Data records for software interfaces
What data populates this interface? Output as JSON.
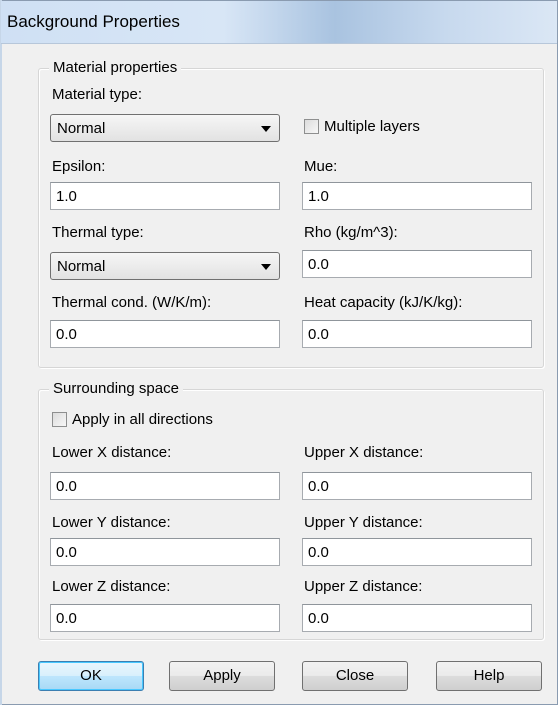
{
  "window": {
    "title": "Background Properties"
  },
  "material": {
    "group_label": "Material properties",
    "material_type_label": "Material type:",
    "material_type_value": "Normal",
    "multiple_layers_label": "Multiple layers",
    "multiple_layers_checked": false,
    "epsilon_label": "Epsilon:",
    "epsilon_value": "1.0",
    "mue_label": "Mue:",
    "mue_value": "1.0",
    "thermal_type_label": "Thermal type:",
    "thermal_type_value": "Normal",
    "rho_label": "Rho (kg/m^3):",
    "rho_value": "0.0",
    "thermal_cond_label": "Thermal cond. (W/K/m):",
    "thermal_cond_value": "0.0",
    "heat_capacity_label": "Heat capacity (kJ/K/kg):",
    "heat_capacity_value": "0.0"
  },
  "surrounding": {
    "group_label": "Surrounding space",
    "apply_all_label": "Apply in all directions",
    "apply_all_checked": false,
    "lower_x_label": "Lower X distance:",
    "lower_x_value": "0.0",
    "upper_x_label": "Upper X distance:",
    "upper_x_value": "0.0",
    "lower_y_label": "Lower Y distance:",
    "lower_y_value": "0.0",
    "upper_y_label": "Upper Y distance:",
    "upper_y_value": "0.0",
    "lower_z_label": "Lower Z distance:",
    "lower_z_value": "0.0",
    "upper_z_label": "Upper Z distance:",
    "upper_z_value": "0.0"
  },
  "buttons": {
    "ok": "OK",
    "apply": "Apply",
    "close": "Close",
    "help": "Help"
  }
}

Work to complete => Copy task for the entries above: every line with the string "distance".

Task response =>
    "lower_x_label": "Lower X distance:",
    "upper_x_label": "Upper X distance:",
    "lower_y_label": "Lower Y distance:",
    "upper_y_label": "Upper Y distance:",
    "lower_z_label": "Lower Z distance:",
    "upper_z_label": "Upper Z distance:",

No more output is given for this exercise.